● **TASK REQUIREMENTS**
This task calls for copying each line below that contains "weight".

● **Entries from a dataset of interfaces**
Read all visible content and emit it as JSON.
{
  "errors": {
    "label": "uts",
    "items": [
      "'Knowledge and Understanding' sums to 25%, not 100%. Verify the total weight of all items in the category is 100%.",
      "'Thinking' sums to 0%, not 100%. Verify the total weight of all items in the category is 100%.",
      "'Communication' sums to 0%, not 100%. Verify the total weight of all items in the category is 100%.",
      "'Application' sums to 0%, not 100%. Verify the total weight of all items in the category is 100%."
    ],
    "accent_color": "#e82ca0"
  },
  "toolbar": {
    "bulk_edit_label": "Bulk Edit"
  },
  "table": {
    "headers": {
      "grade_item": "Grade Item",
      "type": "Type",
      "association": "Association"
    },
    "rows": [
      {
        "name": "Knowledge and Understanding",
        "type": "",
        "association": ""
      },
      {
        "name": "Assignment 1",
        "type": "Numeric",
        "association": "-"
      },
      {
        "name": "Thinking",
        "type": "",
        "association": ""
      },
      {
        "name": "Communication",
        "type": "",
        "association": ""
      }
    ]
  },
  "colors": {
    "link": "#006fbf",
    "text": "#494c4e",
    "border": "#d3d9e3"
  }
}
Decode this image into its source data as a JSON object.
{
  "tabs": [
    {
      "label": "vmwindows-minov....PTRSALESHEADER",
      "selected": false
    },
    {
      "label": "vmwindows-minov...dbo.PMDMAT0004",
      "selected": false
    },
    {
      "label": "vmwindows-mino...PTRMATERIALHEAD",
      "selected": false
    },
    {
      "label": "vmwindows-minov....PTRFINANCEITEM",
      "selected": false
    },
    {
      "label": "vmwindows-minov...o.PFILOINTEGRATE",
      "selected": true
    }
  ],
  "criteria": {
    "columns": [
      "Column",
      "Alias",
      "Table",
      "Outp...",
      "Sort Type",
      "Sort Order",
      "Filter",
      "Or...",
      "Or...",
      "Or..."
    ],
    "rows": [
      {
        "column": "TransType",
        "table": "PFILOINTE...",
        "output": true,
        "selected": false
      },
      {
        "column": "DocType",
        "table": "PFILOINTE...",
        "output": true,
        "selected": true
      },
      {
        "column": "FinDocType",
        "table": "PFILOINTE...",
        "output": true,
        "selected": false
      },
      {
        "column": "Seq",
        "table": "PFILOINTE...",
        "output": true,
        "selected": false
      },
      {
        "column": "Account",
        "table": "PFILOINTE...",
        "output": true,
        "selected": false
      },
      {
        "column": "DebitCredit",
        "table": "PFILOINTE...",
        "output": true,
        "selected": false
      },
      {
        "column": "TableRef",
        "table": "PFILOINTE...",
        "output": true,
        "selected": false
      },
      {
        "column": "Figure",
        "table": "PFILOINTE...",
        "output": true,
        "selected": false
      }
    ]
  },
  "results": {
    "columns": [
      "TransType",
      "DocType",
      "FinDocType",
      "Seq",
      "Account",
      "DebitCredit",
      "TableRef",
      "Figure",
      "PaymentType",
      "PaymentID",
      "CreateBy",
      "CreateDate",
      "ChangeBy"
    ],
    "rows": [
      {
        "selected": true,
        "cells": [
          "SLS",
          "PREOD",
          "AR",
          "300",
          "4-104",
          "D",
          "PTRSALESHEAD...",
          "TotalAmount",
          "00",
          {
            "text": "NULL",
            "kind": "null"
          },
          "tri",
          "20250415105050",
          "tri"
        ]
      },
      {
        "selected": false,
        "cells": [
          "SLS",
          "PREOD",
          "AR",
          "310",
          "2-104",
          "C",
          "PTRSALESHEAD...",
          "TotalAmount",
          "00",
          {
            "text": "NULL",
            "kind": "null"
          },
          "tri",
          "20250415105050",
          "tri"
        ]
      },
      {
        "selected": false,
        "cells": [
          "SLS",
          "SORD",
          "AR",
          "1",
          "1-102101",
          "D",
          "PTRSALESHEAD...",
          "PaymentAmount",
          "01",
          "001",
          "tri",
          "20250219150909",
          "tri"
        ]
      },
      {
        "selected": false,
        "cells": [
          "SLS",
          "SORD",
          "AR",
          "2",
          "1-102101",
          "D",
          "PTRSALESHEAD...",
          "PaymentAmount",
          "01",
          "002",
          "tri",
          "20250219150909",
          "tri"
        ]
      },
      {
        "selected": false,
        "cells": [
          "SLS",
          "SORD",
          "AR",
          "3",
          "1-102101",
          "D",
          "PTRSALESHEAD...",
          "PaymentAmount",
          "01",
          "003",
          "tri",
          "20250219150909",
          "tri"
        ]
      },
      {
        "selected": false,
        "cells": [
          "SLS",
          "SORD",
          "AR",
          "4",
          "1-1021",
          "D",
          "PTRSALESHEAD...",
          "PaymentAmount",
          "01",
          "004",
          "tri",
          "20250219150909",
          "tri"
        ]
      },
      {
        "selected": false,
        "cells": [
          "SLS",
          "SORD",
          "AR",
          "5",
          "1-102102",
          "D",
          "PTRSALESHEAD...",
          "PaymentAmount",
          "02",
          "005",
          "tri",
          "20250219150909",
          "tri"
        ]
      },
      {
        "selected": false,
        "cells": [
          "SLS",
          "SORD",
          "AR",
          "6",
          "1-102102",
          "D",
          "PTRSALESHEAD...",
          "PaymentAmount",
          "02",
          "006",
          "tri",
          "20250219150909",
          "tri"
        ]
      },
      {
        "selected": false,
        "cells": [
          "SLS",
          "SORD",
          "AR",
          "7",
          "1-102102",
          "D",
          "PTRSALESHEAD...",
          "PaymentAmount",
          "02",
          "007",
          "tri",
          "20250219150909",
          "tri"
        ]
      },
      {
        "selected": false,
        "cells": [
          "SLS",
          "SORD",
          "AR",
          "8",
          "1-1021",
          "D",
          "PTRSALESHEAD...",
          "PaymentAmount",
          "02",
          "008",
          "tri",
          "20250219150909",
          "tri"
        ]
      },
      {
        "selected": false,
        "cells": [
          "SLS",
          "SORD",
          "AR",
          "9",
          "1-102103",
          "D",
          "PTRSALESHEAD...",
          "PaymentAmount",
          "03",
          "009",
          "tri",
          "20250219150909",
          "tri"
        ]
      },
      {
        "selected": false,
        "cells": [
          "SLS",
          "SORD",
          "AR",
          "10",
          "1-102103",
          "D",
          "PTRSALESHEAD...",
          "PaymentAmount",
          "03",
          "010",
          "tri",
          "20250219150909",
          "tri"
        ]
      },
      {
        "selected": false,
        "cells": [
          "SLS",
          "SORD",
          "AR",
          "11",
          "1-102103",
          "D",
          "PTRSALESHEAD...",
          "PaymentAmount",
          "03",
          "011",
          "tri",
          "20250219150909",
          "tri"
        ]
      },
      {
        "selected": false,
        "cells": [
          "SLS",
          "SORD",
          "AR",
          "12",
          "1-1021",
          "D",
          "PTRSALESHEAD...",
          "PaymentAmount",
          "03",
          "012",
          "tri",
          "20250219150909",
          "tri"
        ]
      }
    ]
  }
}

● **WORKED SOLUTION**
      "'Knowledge and Understanding' sums to 25%, not 100%. Verify the total weight of all items in the category is 100%.",
      "'Thinking' sums to 0%, not 100%. Verify the total weight of all items in the category is 100%.",
      "'Communication' sums to 0%, not 100%. Verify the total weight of all items in the category is 100%.",
      "'Application' sums to 0%, not 100%. Verify the total weight of all items in the category is 100%."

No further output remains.